Segment Open

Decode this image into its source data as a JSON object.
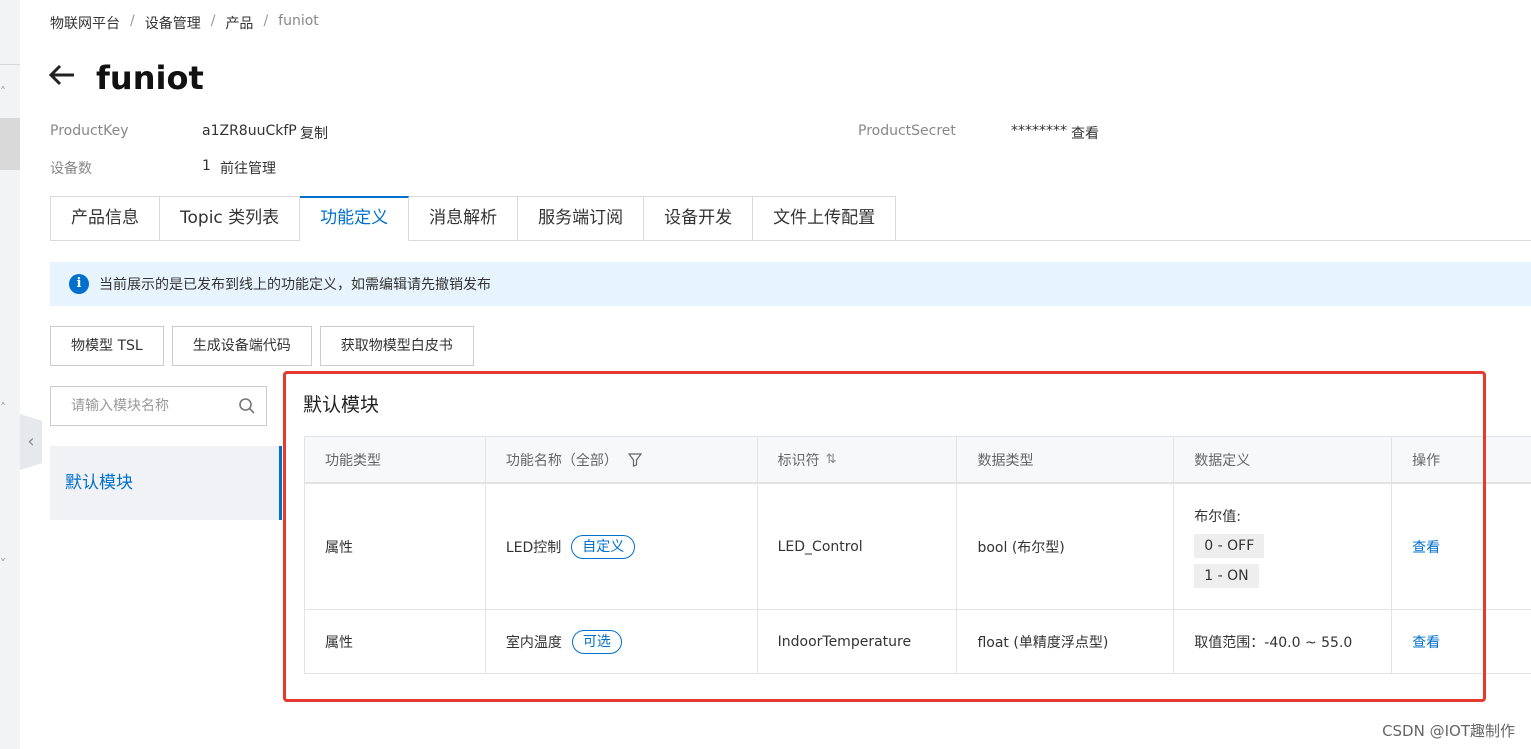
{
  "breadcrumb": [
    "物联网平台",
    "设备管理",
    "产品",
    "funiot"
  ],
  "title": "funiot",
  "info": {
    "product_key_label": "ProductKey",
    "product_key_value": "a1ZR8uuCkfP",
    "copy_link": "复制",
    "product_secret_label": "ProductSecret",
    "product_secret_value": "********",
    "view_link": "查看",
    "device_count_label": "设备数",
    "device_count_value": "1",
    "manage_link": "前往管理"
  },
  "tabs": [
    "产品信息",
    "Topic 类列表",
    "功能定义",
    "消息解析",
    "服务端订阅",
    "设备开发",
    "文件上传配置"
  ],
  "active_tab": "功能定义",
  "alert": {
    "icon": "i",
    "text": "当前展示的是已发布到线上的功能定义，如需编辑请先撤销发布"
  },
  "buttons": [
    "物模型 TSL",
    "生成设备端代码",
    "获取物模型白皮书"
  ],
  "search": {
    "placeholder": "请输入模块名称"
  },
  "modules": [
    "默认模块"
  ],
  "panel_title": "默认模块",
  "table": {
    "headers": [
      "功能类型",
      "功能名称（全部）",
      "标识符",
      "数据类型",
      "数据定义",
      "操作"
    ],
    "rows": [
      {
        "type": "属性",
        "name": "LED控制",
        "tag": "自定义",
        "identifier": "LED_Control",
        "data_type": "bool (布尔型)",
        "definition_label": "布尔值:",
        "definition_values": [
          "0 - OFF",
          "1 - ON"
        ],
        "action": "查看"
      },
      {
        "type": "属性",
        "name": "室内温度",
        "tag": "可选",
        "identifier": "IndoorTemperature",
        "data_type": "float (单精度浮点型)",
        "definition_text": "取值范围：-40.0 ~ 55.0",
        "action": "查看"
      }
    ]
  },
  "watermark": "CSDN @IOT趣制作",
  "colors": {
    "accent": "#0070cc",
    "highlight_box": "#e53a2f",
    "alert_bg": "#e8f4fd"
  }
}
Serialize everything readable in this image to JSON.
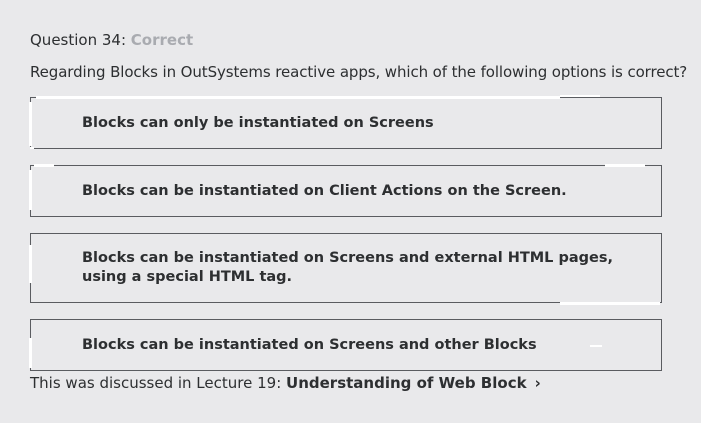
{
  "question": {
    "prefix": "Question 34:",
    "status": "Correct",
    "text": "Regarding Blocks in OutSystems reactive apps, which of the following options is correct?"
  },
  "options": [
    {
      "label": "Blocks can only be instantiated on Screens"
    },
    {
      "label": "Blocks can be instantiated on Client Actions on the Screen."
    },
    {
      "label": "Blocks can be instantiated on Screens and external HTML pages, using a special HTML tag."
    },
    {
      "label": "Blocks can be instantiated on Screens and other Blocks"
    }
  ],
  "footer": {
    "prefix": "This was discussed in Lecture 19:",
    "link_label": "Understanding of Web Block",
    "chevron": "›"
  },
  "colors": {
    "background": "#e9e9eb",
    "text": "#2d2f31",
    "status_correct": "#a9abb0",
    "border": "#5a5c60"
  }
}
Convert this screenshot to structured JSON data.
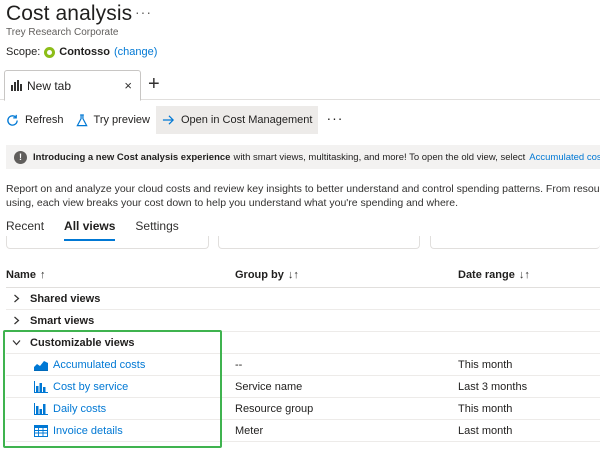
{
  "header": {
    "title": "Cost analysis",
    "more": "···",
    "subtitle": "Trey Research Corporate",
    "scope_label": "Scope:",
    "scope_name": "Contosso",
    "scope_change": "(change)"
  },
  "tabs": {
    "active_tab": "New tab",
    "close": "×",
    "add": "+"
  },
  "toolbar": {
    "refresh": "Refresh",
    "try_preview": "Try preview",
    "open_cost_mgmt": "Open in Cost Management",
    "more": "···"
  },
  "info": {
    "icon": "!",
    "bold": "Introducing a new Cost analysis experience",
    "text": "with smart views, multitasking, and more! To open the old view, select",
    "link": "Accumulated costs."
  },
  "description": {
    "line1": "Report on and analyze your cloud costs and review key insights to better understand and control spending patterns. From resources",
    "line2": "using, each view breaks your cost down to help you understand what you're spending and where."
  },
  "view_tabs": [
    "Recent",
    "All views",
    "Settings"
  ],
  "table": {
    "headers": {
      "name": "Name",
      "name_sort": "↑",
      "group_by": "Group by",
      "group_sort": "↓↑",
      "date_range": "Date range",
      "date_sort": "↓↑"
    },
    "groups": [
      {
        "label": "Shared views",
        "chevron": "›"
      },
      {
        "label": "Smart views",
        "chevron": "›"
      },
      {
        "label": "Customizable views",
        "chevron": "⌄"
      }
    ],
    "items": [
      {
        "name": "Accumulated costs",
        "group_by": "--",
        "date_range": "This month",
        "icon": "area-chart-icon"
      },
      {
        "name": "Cost by service",
        "group_by": "Service name",
        "date_range": "Last 3 months",
        "icon": "bar-chart-icon"
      },
      {
        "name": "Daily costs",
        "group_by": "Resource group",
        "date_range": "This month",
        "icon": "bar-chart-icon"
      },
      {
        "name": "Invoice details",
        "group_by": "Meter",
        "date_range": "Last month",
        "icon": "table-icon"
      }
    ]
  },
  "colors": {
    "link": "#0078d4",
    "highlight": "#3fb34f",
    "scope_icon": "#8cbd18"
  }
}
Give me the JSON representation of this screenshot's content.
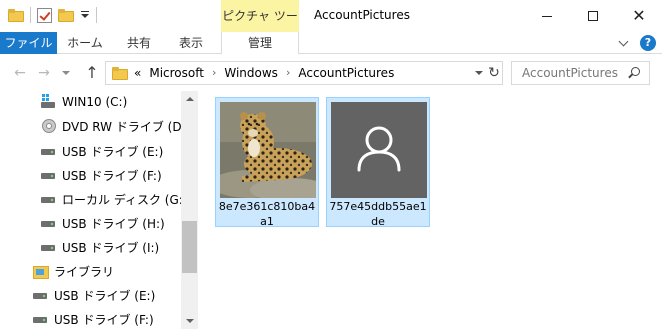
{
  "window": {
    "title": "AccountPictures",
    "context_tab": "ピクチャ ツール",
    "controls": {
      "minimize": "—",
      "maximize": "☐",
      "close": "✕"
    }
  },
  "ribbon": {
    "tabs": [
      "ファイル",
      "ホーム",
      "共有",
      "表示",
      "管理"
    ],
    "help": "?"
  },
  "address": {
    "overflow": "«",
    "crumbs": [
      "Microsoft",
      "Windows",
      "AccountPictures"
    ],
    "separator": "›"
  },
  "search": {
    "placeholder": "AccountPictures"
  },
  "nav_tree": [
    {
      "label": "WIN10 (C:)",
      "icon": "windows-drive-icon"
    },
    {
      "label": "DVD RW ドライブ (D:)",
      "icon": "dvd-drive-icon"
    },
    {
      "label": "USB ドライブ (E:)",
      "icon": "usb-drive-icon"
    },
    {
      "label": "USB ドライブ (F:)",
      "icon": "usb-drive-icon"
    },
    {
      "label": "ローカル ディスク (G:)",
      "icon": "local-disk-icon"
    },
    {
      "label": "USB ドライブ (H:)",
      "icon": "usb-drive-icon"
    },
    {
      "label": "USB ドライブ (I:)",
      "icon": "usb-drive-icon"
    },
    {
      "label": "ライブラリ",
      "icon": "library-icon"
    },
    {
      "label": "USB ドライブ (E:)",
      "icon": "usb-drive-icon"
    },
    {
      "label": "USB ドライブ (F:)",
      "icon": "usb-drive-icon"
    }
  ],
  "files": [
    {
      "name": "8e7e361c810ba4a1",
      "thumbnail": "leopard-photo"
    },
    {
      "name": "757e45ddb55ae1de",
      "thumbnail": "default-user-avatar"
    }
  ],
  "colors": {
    "file_tab": "#1979ca",
    "context_tab": "#fbf4a3",
    "selection": "#cce8ff",
    "selection_border": "#99d1ff"
  }
}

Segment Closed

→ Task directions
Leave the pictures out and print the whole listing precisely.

→ Reply to the task
Decode this image into its source data as a JSON object.
{
  "breadcrumb": [
    "物联网平台",
    "设备管理",
    "产品",
    "funiot"
  ],
  "title": "funiot",
  "info": {
    "product_key_label": "ProductKey",
    "product_key_value": "a1ZR8uuCkfP",
    "copy_link": "复制",
    "product_secret_label": "ProductSecret",
    "product_secret_value": "********",
    "view_link": "查看",
    "device_count_label": "设备数",
    "device_count_value": "1",
    "manage_link": "前往管理"
  },
  "tabs": [
    "产品信息",
    "Topic 类列表",
    "功能定义",
    "消息解析",
    "服务端订阅",
    "设备开发",
    "文件上传配置"
  ],
  "active_tab": "功能定义",
  "alert": {
    "icon": "i",
    "text": "当前展示的是已发布到线上的功能定义，如需编辑请先撤销发布"
  },
  "buttons": [
    "物模型 TSL",
    "生成设备端代码",
    "获取物模型白皮书"
  ],
  "search": {
    "placeholder": "请输入模块名称"
  },
  "modules": [
    "默认模块"
  ],
  "panel_title": "默认模块",
  "table": {
    "headers": [
      "功能类型",
      "功能名称（全部）",
      "标识符",
      "数据类型",
      "数据定义",
      "操作"
    ],
    "rows": [
      {
        "type": "属性",
        "name": "LED控制",
        "tag": "自定义",
        "identifier": "LED_Control",
        "data_type": "bool (布尔型)",
        "definition_label": "布尔值:",
        "definition_values": [
          "0 - OFF",
          "1 - ON"
        ],
        "action": "查看"
      },
      {
        "type": "属性",
        "name": "室内温度",
        "tag": "可选",
        "identifier": "IndoorTemperature",
        "data_type": "float (单精度浮点型)",
        "definition_text": "取值范围：-40.0 ~ 55.0",
        "action": "查看"
      }
    ]
  },
  "watermark": "CSDN @IOT趣制作",
  "colors": {
    "accent": "#0070cc",
    "highlight_box": "#e53a2f",
    "alert_bg": "#e8f4fd"
  }
}
Serialize everything readable in this image to JSON.
{
  "question": {
    "prefix": "Question 34:",
    "status": "Correct",
    "text": "Regarding Blocks in OutSystems reactive apps, which of the following options is correct?"
  },
  "options": [
    {
      "label": "Blocks can only be instantiated on Screens"
    },
    {
      "label": "Blocks can be instantiated on Client Actions on the Screen."
    },
    {
      "label": "Blocks can be instantiated on Screens and external HTML pages, using a special HTML tag."
    },
    {
      "label": "Blocks can be instantiated on Screens and other Blocks"
    }
  ],
  "footer": {
    "prefix": "This was discussed in Lecture 19:",
    "link_label": "Understanding of Web Block",
    "chevron": "›"
  },
  "colors": {
    "background": "#e9e9eb",
    "text": "#2d2f31",
    "status_correct": "#a9abb0",
    "border": "#5a5c60"
  }
}
Convert this screenshot to structured JSON data.
{
  "header": {
    "title": "Cost analysis",
    "more": "···",
    "subtitle": "Trey Research Corporate",
    "scope_label": "Scope:",
    "scope_name": "Contosso",
    "scope_change": "(change)"
  },
  "tabs": {
    "active_tab": "New tab",
    "close": "×",
    "add": "+"
  },
  "toolbar": {
    "refresh": "Refresh",
    "try_preview": "Try preview",
    "open_cost_mgmt": "Open in Cost Management",
    "more": "···"
  },
  "info": {
    "icon": "!",
    "bold": "Introducing a new Cost analysis experience",
    "text": "with smart views, multitasking, and more! To open the old view, select",
    "link": "Accumulated costs."
  },
  "description": {
    "line1": "Report on and analyze your cloud costs and review key insights to better understand and control spending patterns. From resources",
    "line2": "using, each view breaks your cost down to help you understand what you're spending and where."
  },
  "view_tabs": [
    "Recent",
    "All views",
    "Settings"
  ],
  "table": {
    "headers": {
      "name": "Name",
      "name_sort": "↑",
      "group_by": "Group by",
      "group_sort": "↓↑",
      "date_range": "Date range",
      "date_sort": "↓↑"
    },
    "groups": [
      {
        "label": "Shared views",
        "chevron": "›"
      },
      {
        "label": "Smart views",
        "chevron": "›"
      },
      {
        "label": "Customizable views",
        "chevron": "⌄"
      }
    ],
    "items": [
      {
        "name": "Accumulated costs",
        "group_by": "--",
        "date_range": "This month",
        "icon": "area-chart-icon"
      },
      {
        "name": "Cost by service",
        "group_by": "Service name",
        "date_range": "Last 3 months",
        "icon": "bar-chart-icon"
      },
      {
        "name": "Daily costs",
        "group_by": "Resource group",
        "date_range": "This month",
        "icon": "bar-chart-icon"
      },
      {
        "name": "Invoice details",
        "group_by": "Meter",
        "date_range": "Last month",
        "icon": "table-icon"
      }
    ]
  },
  "colors": {
    "link": "#0078d4",
    "highlight": "#3fb34f",
    "scope_icon": "#8cbd18"
  }
}
Give me the JSON representation of this screenshot's content.
{
  "window": {
    "title": "AccountPictures",
    "context_tab": "ピクチャ ツール",
    "controls": {
      "minimize": "—",
      "maximize": "☐",
      "close": "✕"
    }
  },
  "ribbon": {
    "tabs": [
      "ファイル",
      "ホーム",
      "共有",
      "表示",
      "管理"
    ],
    "help": "?"
  },
  "address": {
    "overflow": "«",
    "crumbs": [
      "Microsoft",
      "Windows",
      "AccountPictures"
    ],
    "separator": "›"
  },
  "search": {
    "placeholder": "AccountPictures"
  },
  "nav_tree": [
    {
      "label": "WIN10 (C:)",
      "icon": "windows-drive-icon"
    },
    {
      "label": "DVD RW ドライブ (D:)",
      "icon": "dvd-drive-icon"
    },
    {
      "label": "USB ドライブ (E:)",
      "icon": "usb-drive-icon"
    },
    {
      "label": "USB ドライブ (F:)",
      "icon": "usb-drive-icon"
    },
    {
      "label": "ローカル ディスク (G:)",
      "icon": "local-disk-icon"
    },
    {
      "label": "USB ドライブ (H:)",
      "icon": "usb-drive-icon"
    },
    {
      "label": "USB ドライブ (I:)",
      "icon": "usb-drive-icon"
    },
    {
      "label": "ライブラリ",
      "icon": "library-icon"
    },
    {
      "label": "USB ドライブ (E:)",
      "icon": "usb-drive-icon"
    },
    {
      "label": "USB ドライブ (F:)",
      "icon": "usb-drive-icon"
    }
  ],
  "files": [
    {
      "name": "8e7e361c810ba4a1",
      "thumbnail": "leopard-photo"
    },
    {
      "name": "757e45ddb55ae1de",
      "thumbnail": "default-user-avatar"
    }
  ],
  "colors": {
    "file_tab": "#1979ca",
    "context_tab": "#fbf4a3",
    "selection": "#cce8ff",
    "selection_border": "#99d1ff"
  }
}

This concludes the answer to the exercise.